Forgiveness is a characteristic that shapes who we are as people. It is the groundwork for a well-balanced, happy life. Those that tend to hold grudges and have a hard time forgiving, hold on to negative energy and are molded by that. Those that are more likely to forgive are creating more space for positivity in their life and in the world. “Let us forgive each other – only then will we live in peace.” -Tolstoy. Below are a few ways that you can model and promote forgiveness in your life and in turn help your children learn what it means to forgive and be forgiven.
Reinforce forgiveness—We often encourage children to apologize when they have upset someone or have done something wrong. It is just as important to encourage them to forgive when they are apologized to. Enforce phrases such as, “I accept your apology”, “I forgive you”,” I’m not ready”, “thank you”, etc.
Don’t force it – We want children to be open to forgiveness, but we do not want it to become a force of habit. It is important that children are able to process their emotions and rationalize for themselves. Forcing them to accept an apology, or give one for that matter, could just be a way of giving them an out and not fully allowing them to work through it and learn the lesson it holds.
Show your children forgiveness – Children’s behavior can be trying. As they are learning boundaries, they are finding ways to test them. These explorations can quickly turn into rule breaking, aggressive behavior, or acting out. If we are gentle, understanding, and forgiving with them, then they are more likely to be understanding and gentle when needing to forgive others.
Practice sincere apologies – When you are apologizing, or asking for an apology, encourage your children to structure their apology; acknowledge the wrong doing, admit the action without excuses, and commit to learning from this mistake and letting it go to move forward.
Use a visual aid – Using a tangible learning aid helps children process the lesson more easily. Try making a forgiveness tree with your children. Draw a tree with no leaves. Each time they forgive someone, together write who they forgave and why. With time the leaves will fill the tree and make it robust and beautiful.
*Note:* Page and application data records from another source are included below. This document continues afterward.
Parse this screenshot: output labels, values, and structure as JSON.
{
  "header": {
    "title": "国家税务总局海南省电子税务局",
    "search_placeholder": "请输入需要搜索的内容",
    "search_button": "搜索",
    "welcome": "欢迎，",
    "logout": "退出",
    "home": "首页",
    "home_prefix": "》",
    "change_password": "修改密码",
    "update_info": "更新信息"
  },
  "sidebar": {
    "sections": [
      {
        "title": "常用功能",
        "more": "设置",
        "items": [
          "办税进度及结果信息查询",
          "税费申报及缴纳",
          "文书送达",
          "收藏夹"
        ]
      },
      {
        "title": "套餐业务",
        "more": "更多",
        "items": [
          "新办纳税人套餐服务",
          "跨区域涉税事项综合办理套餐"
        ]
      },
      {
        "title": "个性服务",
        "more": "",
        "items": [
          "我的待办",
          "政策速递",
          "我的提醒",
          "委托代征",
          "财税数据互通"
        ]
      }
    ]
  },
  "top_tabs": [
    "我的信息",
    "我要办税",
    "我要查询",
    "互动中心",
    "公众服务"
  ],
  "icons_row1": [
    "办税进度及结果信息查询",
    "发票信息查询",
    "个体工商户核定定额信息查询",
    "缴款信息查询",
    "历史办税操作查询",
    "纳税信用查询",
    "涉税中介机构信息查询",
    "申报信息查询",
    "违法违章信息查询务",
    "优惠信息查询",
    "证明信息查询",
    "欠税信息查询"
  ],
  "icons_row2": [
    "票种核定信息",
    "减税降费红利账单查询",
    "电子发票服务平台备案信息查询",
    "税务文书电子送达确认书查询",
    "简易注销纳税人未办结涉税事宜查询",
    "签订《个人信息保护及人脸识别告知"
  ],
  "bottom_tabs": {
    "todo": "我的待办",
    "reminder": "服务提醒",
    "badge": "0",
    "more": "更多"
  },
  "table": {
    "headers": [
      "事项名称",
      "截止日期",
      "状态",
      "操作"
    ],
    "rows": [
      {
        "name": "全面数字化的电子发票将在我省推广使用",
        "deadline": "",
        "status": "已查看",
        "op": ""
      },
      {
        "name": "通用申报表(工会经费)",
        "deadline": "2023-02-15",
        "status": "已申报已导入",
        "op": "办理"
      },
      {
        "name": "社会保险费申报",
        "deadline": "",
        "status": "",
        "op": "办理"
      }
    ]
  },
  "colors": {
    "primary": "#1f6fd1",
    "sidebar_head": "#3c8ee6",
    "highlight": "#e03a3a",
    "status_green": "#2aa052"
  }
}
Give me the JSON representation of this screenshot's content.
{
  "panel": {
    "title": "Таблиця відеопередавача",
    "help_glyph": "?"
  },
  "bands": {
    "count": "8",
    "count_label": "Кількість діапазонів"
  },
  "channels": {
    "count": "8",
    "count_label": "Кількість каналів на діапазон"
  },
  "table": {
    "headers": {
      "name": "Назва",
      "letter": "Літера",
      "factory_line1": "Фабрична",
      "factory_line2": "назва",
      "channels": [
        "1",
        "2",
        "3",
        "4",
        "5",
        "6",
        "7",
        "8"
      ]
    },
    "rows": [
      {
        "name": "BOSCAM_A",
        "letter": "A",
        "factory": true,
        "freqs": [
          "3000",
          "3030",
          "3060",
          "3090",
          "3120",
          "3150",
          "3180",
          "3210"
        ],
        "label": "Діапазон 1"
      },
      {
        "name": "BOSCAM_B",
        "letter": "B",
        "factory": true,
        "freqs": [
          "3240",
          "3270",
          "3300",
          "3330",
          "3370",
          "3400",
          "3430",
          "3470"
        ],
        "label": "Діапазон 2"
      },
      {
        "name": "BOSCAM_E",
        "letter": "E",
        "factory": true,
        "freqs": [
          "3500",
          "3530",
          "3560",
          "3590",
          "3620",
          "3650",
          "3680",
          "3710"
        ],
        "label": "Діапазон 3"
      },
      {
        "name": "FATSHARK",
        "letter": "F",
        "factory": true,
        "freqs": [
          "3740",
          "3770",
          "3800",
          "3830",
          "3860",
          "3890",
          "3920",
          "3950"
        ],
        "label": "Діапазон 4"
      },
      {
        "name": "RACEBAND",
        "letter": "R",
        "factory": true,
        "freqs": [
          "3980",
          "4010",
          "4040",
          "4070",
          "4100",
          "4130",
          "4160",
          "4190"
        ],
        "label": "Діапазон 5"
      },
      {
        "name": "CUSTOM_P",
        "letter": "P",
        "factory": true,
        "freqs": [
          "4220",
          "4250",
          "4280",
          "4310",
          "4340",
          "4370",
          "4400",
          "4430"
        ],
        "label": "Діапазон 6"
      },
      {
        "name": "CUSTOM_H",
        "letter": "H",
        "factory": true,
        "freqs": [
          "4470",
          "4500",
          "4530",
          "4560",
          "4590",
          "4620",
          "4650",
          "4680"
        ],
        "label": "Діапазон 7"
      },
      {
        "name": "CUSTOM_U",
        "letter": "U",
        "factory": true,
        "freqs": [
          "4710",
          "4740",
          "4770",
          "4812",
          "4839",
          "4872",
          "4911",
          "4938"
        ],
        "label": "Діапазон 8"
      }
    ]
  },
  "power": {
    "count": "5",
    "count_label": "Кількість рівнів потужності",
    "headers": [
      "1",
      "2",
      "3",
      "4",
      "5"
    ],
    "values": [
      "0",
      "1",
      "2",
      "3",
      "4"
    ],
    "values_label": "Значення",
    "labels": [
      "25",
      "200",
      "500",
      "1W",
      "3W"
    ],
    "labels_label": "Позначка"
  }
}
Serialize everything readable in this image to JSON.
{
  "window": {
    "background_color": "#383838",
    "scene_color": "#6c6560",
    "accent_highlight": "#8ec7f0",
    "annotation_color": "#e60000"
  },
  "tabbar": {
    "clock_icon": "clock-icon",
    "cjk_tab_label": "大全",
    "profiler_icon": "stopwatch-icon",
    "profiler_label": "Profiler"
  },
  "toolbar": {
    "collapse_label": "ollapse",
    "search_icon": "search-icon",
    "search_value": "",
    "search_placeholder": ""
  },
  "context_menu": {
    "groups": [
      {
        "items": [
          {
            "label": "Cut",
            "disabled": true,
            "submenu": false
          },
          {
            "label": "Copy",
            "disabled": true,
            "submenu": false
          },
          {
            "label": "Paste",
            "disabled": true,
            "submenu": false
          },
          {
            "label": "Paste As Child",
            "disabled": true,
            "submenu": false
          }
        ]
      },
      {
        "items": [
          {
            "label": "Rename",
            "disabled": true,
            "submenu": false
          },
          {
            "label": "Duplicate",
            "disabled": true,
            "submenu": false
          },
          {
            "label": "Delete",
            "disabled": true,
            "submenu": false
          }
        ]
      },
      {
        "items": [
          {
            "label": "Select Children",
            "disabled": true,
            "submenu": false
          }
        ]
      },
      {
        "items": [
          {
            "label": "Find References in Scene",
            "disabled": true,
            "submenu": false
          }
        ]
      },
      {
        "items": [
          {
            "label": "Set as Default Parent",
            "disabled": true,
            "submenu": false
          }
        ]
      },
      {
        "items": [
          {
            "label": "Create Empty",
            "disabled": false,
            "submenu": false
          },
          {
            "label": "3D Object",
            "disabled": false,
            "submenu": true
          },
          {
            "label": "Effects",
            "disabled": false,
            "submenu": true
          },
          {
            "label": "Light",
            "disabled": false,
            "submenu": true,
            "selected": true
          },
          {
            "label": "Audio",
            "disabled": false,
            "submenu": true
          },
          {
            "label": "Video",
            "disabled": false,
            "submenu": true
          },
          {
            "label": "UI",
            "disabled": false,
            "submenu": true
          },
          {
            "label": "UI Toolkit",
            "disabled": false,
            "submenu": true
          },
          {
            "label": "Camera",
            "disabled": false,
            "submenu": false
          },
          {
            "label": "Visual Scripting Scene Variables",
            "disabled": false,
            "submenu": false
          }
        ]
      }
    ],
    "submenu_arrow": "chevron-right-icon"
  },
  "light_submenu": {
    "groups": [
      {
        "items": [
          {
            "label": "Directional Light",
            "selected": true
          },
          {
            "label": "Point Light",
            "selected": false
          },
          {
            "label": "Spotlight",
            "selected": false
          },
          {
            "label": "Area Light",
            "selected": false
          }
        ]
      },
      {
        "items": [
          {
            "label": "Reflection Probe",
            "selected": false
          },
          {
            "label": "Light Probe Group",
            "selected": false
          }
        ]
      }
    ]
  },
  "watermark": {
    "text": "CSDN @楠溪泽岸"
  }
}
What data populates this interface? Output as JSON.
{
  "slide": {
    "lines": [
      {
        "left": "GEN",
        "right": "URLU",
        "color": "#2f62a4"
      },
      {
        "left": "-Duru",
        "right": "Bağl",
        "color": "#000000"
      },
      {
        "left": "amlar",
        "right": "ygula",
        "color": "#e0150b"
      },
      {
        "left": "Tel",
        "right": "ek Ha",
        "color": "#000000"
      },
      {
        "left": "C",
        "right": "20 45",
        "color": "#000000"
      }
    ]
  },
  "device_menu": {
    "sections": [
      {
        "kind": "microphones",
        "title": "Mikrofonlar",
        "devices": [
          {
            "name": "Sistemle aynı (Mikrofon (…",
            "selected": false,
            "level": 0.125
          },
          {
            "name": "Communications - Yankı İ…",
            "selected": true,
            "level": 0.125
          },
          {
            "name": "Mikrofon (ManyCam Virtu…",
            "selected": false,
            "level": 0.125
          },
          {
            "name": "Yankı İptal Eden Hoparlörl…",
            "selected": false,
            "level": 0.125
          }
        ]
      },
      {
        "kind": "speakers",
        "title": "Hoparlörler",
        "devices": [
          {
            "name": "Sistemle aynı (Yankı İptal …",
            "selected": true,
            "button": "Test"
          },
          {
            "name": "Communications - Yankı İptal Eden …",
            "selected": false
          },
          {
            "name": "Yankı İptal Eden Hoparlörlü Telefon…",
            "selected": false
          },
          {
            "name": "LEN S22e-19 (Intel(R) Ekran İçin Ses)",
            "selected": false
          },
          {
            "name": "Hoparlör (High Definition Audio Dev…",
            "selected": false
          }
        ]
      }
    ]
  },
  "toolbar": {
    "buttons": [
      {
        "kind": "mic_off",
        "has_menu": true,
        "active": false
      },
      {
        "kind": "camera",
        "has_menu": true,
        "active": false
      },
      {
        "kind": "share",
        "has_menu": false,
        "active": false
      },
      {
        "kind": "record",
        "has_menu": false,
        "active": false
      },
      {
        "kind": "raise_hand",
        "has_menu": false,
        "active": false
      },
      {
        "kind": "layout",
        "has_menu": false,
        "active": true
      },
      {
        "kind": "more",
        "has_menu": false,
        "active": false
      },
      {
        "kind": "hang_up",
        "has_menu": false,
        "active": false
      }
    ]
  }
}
Reflect together about how big and beautiful the tree has grown with each act of forgiveness and liken it to everyday life.
Forgiveness is not always easy, but it is an important aspect of life. Start encouraging and modeling forgiveness to your children and to all of those around you.